PROBLEM -> Down to the last line, repeat the entries exactly.

RECORD SET ->

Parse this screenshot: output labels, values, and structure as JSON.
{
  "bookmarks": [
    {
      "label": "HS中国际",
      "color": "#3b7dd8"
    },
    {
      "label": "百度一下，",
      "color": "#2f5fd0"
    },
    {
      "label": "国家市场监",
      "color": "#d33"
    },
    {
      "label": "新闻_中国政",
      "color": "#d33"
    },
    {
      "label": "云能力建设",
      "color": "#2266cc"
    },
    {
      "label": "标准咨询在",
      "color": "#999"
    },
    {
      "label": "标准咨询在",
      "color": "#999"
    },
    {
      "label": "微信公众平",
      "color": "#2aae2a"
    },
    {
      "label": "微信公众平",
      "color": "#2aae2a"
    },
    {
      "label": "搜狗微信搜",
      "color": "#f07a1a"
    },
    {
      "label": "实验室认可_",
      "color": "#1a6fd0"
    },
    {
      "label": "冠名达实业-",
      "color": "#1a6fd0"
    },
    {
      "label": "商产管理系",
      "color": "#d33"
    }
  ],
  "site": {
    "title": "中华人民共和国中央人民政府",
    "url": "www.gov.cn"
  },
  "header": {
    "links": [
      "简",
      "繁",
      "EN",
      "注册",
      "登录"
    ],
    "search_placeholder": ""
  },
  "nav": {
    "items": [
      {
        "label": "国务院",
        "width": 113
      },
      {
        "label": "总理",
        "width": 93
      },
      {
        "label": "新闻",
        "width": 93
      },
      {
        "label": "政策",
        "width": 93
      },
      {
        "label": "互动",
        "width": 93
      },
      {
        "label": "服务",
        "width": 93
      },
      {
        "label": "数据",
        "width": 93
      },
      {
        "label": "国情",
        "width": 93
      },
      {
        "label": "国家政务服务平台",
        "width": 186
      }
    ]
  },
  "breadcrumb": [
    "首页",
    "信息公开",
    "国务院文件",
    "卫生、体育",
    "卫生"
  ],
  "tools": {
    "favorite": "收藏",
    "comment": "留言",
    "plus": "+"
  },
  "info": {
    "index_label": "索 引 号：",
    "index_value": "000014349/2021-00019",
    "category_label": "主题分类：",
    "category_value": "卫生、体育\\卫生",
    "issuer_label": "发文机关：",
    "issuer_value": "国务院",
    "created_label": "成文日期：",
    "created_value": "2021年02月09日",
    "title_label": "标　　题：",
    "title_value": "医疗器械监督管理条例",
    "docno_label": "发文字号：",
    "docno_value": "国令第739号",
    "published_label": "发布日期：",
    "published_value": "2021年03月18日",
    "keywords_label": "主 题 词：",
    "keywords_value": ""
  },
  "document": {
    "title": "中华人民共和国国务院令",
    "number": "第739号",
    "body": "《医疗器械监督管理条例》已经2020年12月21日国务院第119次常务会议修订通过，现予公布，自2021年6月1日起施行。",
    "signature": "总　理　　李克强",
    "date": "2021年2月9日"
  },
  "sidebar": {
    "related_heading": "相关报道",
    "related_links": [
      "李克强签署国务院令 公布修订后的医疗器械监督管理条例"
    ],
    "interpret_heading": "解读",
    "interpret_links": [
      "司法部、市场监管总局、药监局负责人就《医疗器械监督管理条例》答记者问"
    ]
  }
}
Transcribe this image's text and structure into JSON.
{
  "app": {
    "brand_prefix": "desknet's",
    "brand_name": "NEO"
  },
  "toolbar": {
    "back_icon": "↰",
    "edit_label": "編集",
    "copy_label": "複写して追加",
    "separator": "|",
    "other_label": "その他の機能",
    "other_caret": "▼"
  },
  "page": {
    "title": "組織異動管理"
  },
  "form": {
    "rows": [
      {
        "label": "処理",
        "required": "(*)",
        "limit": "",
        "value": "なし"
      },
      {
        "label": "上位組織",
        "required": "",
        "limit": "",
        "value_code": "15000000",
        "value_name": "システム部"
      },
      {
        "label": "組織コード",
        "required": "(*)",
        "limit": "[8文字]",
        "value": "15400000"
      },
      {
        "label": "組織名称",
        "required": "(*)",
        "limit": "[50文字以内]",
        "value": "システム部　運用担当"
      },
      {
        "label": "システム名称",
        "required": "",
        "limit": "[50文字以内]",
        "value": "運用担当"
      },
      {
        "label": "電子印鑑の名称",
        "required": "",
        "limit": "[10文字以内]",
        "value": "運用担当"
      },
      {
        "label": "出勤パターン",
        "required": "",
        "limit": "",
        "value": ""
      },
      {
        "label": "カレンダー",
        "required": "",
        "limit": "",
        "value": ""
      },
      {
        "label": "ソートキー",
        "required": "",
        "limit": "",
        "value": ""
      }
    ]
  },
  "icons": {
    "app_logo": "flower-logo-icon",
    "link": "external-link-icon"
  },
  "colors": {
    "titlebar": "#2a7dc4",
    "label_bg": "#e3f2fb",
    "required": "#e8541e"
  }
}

ANSWER BOX ->
Parse this screenshot: output labels, values, and structure as JSON.
{
  "bookmarks": [
    {
      "label": "HS中国际",
      "color": "#3b7dd8"
    },
    {
      "label": "百度一下，",
      "color": "#2f5fd0"
    },
    {
      "label": "国家市场监",
      "color": "#d33"
    },
    {
      "label": "新闻_中国政",
      "color": "#d33"
    },
    {
      "label": "云能力建设",
      "color": "#2266cc"
    },
    {
      "label": "标准咨询在",
      "color": "#999"
    },
    {
      "label": "标准咨询在",
      "color": "#999"
    },
    {
      "label": "微信公众平",
      "color": "#2aae2a"
    },
    {
      "label": "微信公众平",
      "color": "#2aae2a"
    },
    {
      "label": "搜狗微信搜",
      "color": "#f07a1a"
    },
    {
      "label": "实验室认可_",
      "color": "#1a6fd0"
    },
    {
      "label": "冠名达实业-",
      "color": "#1a6fd0"
    },
    {
      "label": "商产管理系",
      "color": "#d33"
    }
  ],
  "site": {
    "title": "中华人民共和国中央人民政府",
    "url": "www.gov.cn"
  },
  "header": {
    "links": [
      "简",
      "繁",
      "EN",
      "注册",
      "登录"
    ],
    "search_placeholder": ""
  },
  "nav": {
    "items": [
      {
        "label": "国务院",
        "width": 113
      },
      {
        "label": "总理",
        "width": 93
      },
      {
        "label": "新闻",
        "width": 93
      },
      {
        "label": "政策",
        "width": 93
      },
      {
        "label": "互动",
        "width": 93
      },
      {
        "label": "服务",
        "width": 93
      },
      {
        "label": "数据",
        "width": 93
      },
      {
        "label": "国情",
        "width": 93
      },
      {
        "label": "国家政务服务平台",
        "width": 186
      }
    ]
  },
  "breadcrumb": [
    "首页",
    "信息公开",
    "国务院文件",
    "卫生、体育",
    "卫生"
  ],
  "tools": {
    "favorite": "收藏",
    "comment": "留言",
    "plus": "+"
  },
  "info": {
    "index_label": "索 引 号：",
    "index_value": "000014349/2021-00019",
    "category_label": "主题分类：",
    "category_value": "卫生、体育\\卫生",
    "issuer_label": "发文机关：",
    "issuer_value": "国务院",
    "created_label": "成文日期：",
    "created_value": "2021年02月09日",
    "title_label": "标　　题：",
    "title_value": "医疗器械监督管理条例",
    "docno_label": "发文字号：",
    "docno_value": "国令第739号",
    "published_label": "发布日期：",
    "published_value": "2021年03月18日",
    "keywords_label": "主 题 词：",
    "keywords_value": ""
  },
  "document": {
    "title": "中华人民共和国国务院令",
    "number": "第739号",
    "body": "《医疗器械监督管理条例》已经2020年12月21日国务院第119次常务会议修订通过，现予公布，自2021年6月1日起施行。",
    "signature": "总　理　　李克强",
    "date": "2021年2月9日"
  },
  "sidebar": {
    "related_heading": "相关报道",
    "related_links": [
      "李克强签署国务院令 公布修订后的医疗器械监督管理条例"
    ],
    "interpret_heading": "解读",
    "interpret_links": [
      "司法部、市场监管总局、药监局负责人就《医疗器械监督管理条例》答记者问"
    ]
  }
}
Transcribe this image's text and structure into JSON.
{
  "app": {
    "brand_prefix": "desknet's",
    "brand_name": "NEO"
  },
  "toolbar": {
    "back_icon": "↰",
    "edit_label": "編集",
    "copy_label": "複写して追加",
    "separator": "|",
    "other_label": "その他の機能",
    "other_caret": "▼"
  },
  "page": {
    "title": "組織異動管理"
  },
  "form": {
    "rows": [
      {
        "label": "処理",
        "required": "(*)",
        "limit": "",
        "value": "なし"
      },
      {
        "label": "上位組織",
        "required": "",
        "limit": "",
        "value_code": "15000000",
        "value_name": "システム部"
      },
      {
        "label": "組織コード",
        "required": "(*)",
        "limit": "[8文字]",
        "value": "15400000"
      },
      {
        "label": "組織名称",
        "required": "(*)",
        "limit": "[50文字以内]",
        "value": "システム部　運用担当"
      },
      {
        "label": "システム名称",
        "required": "",
        "limit": "[50文字以内]",
        "value": "運用担当"
      },
      {
        "label": "電子印鑑の名称",
        "required": "",
        "limit": "[10文字以内]",
        "value": "運用担当"
      },
      {
        "label": "出勤パターン",
        "required": "",
        "limit": "",
        "value": ""
      },
      {
        "label": "カレンダー",
        "required": "",
        "limit": "",
        "value": ""
      },
      {
        "label": "ソートキー",
        "required": "",
        "limit": "",
        "value": ""
      }
    ]
  },
  "icons": {
    "app_logo": "flower-logo-icon",
    "link": "external-link-icon"
  },
  "colors": {
    "titlebar": "#2a7dc4",
    "label_bg": "#e3f2fb",
    "required": "#e8541e"
  }
}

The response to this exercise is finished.